Security isn’t in great shape these days and that certainly applies to WordPress plugins as some recent issues we have run across have reminded us. As we see it, one of the causes of this is that real problems with security rarely get discussed. There are probably many factors at play to cause that, but one that we see is that people will criticize you if you say anything they interpret to be negative when it comes to security (the irony of that seems lost on them). That seems to lead to a lack of honesty about what is going on and instead a focus on happy talk that doesn’t resolve the problems, even though many could be fixed without much effort if there was an interest in doing that.
An example of not discussing the real problems comes up with a post we ran across from the blog of WordPress web hosting company Pagely. The post discusses the increasing issue with PHP object injection vulnerabilities in plugins, but hidden below the surface of the post is a couple of problems that writer clearly is aware of, but doesn’t disclose. The relevant section of the post is the following:
Full disclosure: I am the reporting party for some of the above vulnerabilities. One in 2016, and so far in 2017, seven. I took a weekend to see how many insecure usages of unserialize() I could find in the plugin code base and within hours had handfuls of working vulnerabilities; I stopped only so I could start triaging and notifying plugin authors regarding how to enact fixes. Many of which were appreciative for the help.
That all sounds nice, it just isn’t true in one important way and that gets to a couple of major problems with the security of WordPress plugin that people on the WordPress side of things don’t seem to be interested in dealing with.
If you look up the vulnerabilities the author is referring to you will find that only 2 of the 8 have been fixed. For the unfixed plugins it seems unlikely they are going to be fixed considering that the plugins last updates were years ago:
- 2 years: Gravitate QA Tracker
- 3 years: My Geo Posts Free
- 4 years: AJAX Random Posts, SiteBuilder Dynamic Components
- 5 years: NextGEN Gallery geo
- 6 years: Referrer Detector
The position of the people running the Plugin Directory is that people shouldn’t be warned about unfixed vulnerabilities, but as these plugins show many vulnerabilities have little chance of ever being fixed. Their continued refusal to warn people of those or to update the plugins themselves, which they have the ability to do and we would be happy to help them with, means that websites are being hacked when the hack could have been prevented.
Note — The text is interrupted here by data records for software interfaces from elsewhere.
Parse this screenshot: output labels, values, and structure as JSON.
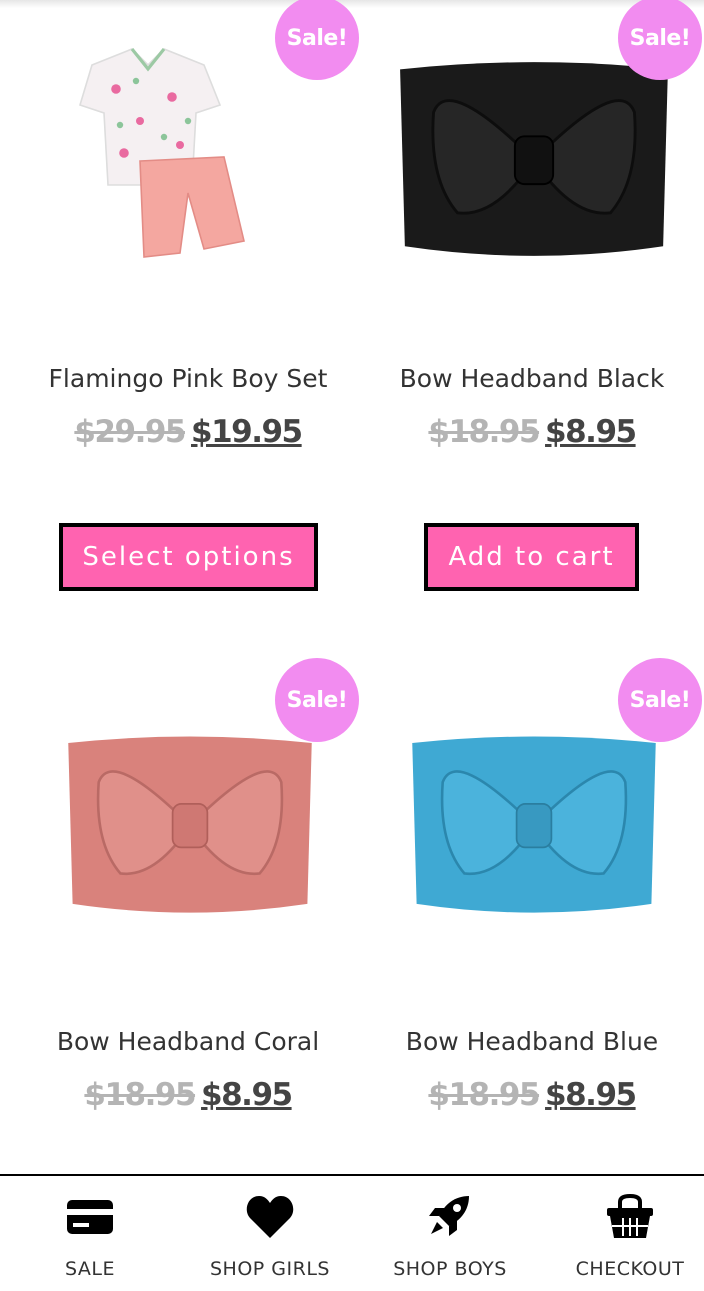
{
  "products": [
    {
      "badge": "Sale!",
      "title": "Flamingo Pink Boy Set",
      "old_price": "$29.95",
      "new_price": "$19.95",
      "button_label": "Select options",
      "image_icon": "flamingo-shirt-shorts-set-image"
    },
    {
      "badge": "Sale!",
      "title": "Bow Headband Black",
      "old_price": "$18.95",
      "new_price": "$8.95",
      "button_label": "Add to cart",
      "image_icon": "black-bow-headband-image",
      "color": "#1a1a1a"
    },
    {
      "badge": "Sale!",
      "title": "Bow Headband Coral",
      "old_price": "$18.95",
      "new_price": "$8.95",
      "image_icon": "coral-bow-headband-image",
      "color": "#d9827c"
    },
    {
      "badge": "Sale!",
      "title": "Bow Headband Blue",
      "old_price": "$18.95",
      "new_price": "$8.95",
      "image_icon": "blue-bow-headband-image",
      "color": "#3fa9d3"
    }
  ],
  "bottom_nav": [
    {
      "label": "SALE",
      "icon": "credit-card-icon"
    },
    {
      "label": "SHOP GIRLS",
      "icon": "heart-icon"
    },
    {
      "label": "SHOP BOYS",
      "icon": "rocket-icon"
    },
    {
      "label": "CHECKOUT",
      "icon": "basket-icon"
    }
  ],
  "colors": {
    "badge": "#f28cf0",
    "button": "#ff63b0",
    "old_price": "#b4b4b4",
    "new_price": "#444444"
  }
}
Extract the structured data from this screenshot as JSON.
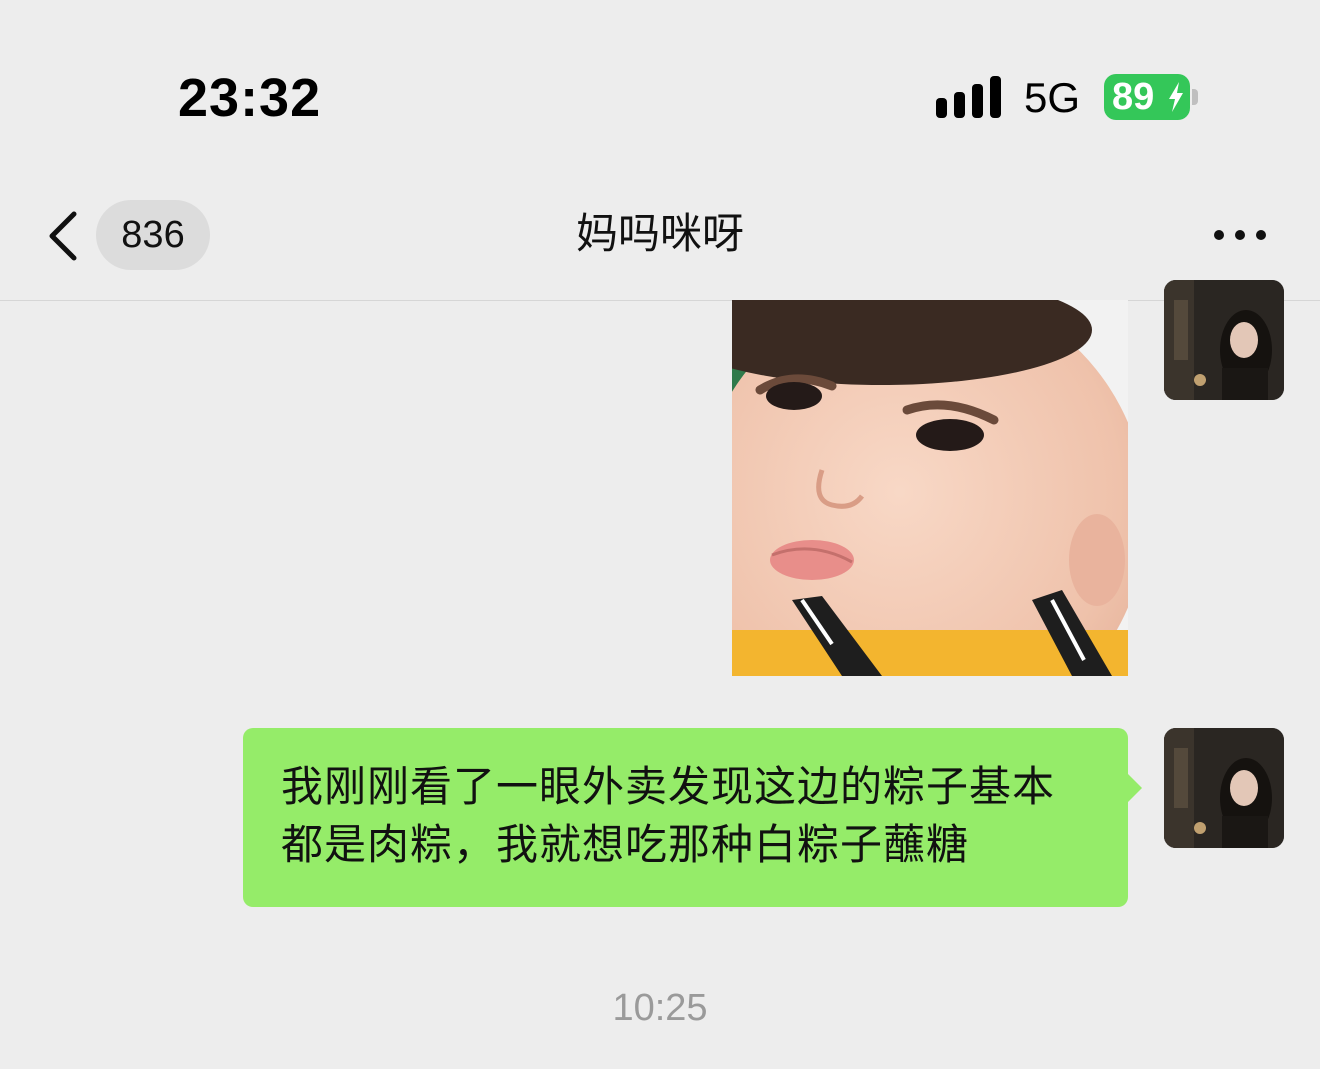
{
  "status_bar": {
    "time": "23:32",
    "network": "5G",
    "battery": "89",
    "battery_color": "#34c759",
    "icons": [
      "signal-icon",
      "charging-bolt-icon"
    ]
  },
  "nav": {
    "unread_count": "836",
    "title": "妈吗咪呀",
    "icons": [
      "back-chevron-icon",
      "more-dots-icon"
    ]
  },
  "messages": [
    {
      "type": "image",
      "sender": "self",
      "content": "photo of a toddler's face"
    },
    {
      "type": "text",
      "sender": "self",
      "text": "我刚刚看了一眼外卖发现这边的粽子基本都是肉粽，我就想吃那种白粽子蘸糖"
    }
  ],
  "timestamp": "10:25",
  "colors": {
    "background": "#ededed",
    "bubble_green": "#95ec69"
  }
}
It is unclear why Pagely’s post doesn’t mention any of this, instead only saying of their interaction with developers of the plugins, “Many of which were appreciative for the help”.
The other piece to this that isn’t mentioned is that all of those unfixed plugins still remain in the Plugin Directory. According to the listings for those vulnerabilities that isn’t due to the Plugin Directory not knowing about them, “The original researcher notified WordPress Plugins team.”. There are numerous problems with how the team behind the Plugin Directory handles security issues, but we haven’t seen any interest from them to improve what they are doing. Again, that would be something we would be happy to help them with.
It would be great if going forward Pagely would be willing to be honest about was is going on and maybe help to push WordPress to start finally warning about plugins with known vulnerabilities (something we have trying to get them to for over five years).
Vulnerabilities Left Undiscovered
Something else worth highlighting from that post is this:
There are a lot of plugins out there, and a lot of vulnerabilities – I had to cut my research short just due to time constraints. If you’re a researcher interested in picking up or helping out with this issue (hunting vulns, writing PoCs and recommending patches), get in touch.
Doing that type of work takes a lot of time, unfortunately it is something that most WordPress based security companies don’t do much, if any, of. Instead far too often they seem to be focused on making up threats and then claiming they will protect against them, then doing anything toward dealing with real threats. We do a lot to find and fix vulnerabilities in plugins, we have disclosed 18 vulnerabilities this month, and we have recently started trying to be more proactive in catching vulnerabilities as they are being introduced in plugins. If we had more customers we could do more, whereas those other companies would probably spend additional money to do things that are not all that helpful to improving the security surrounding WordPress.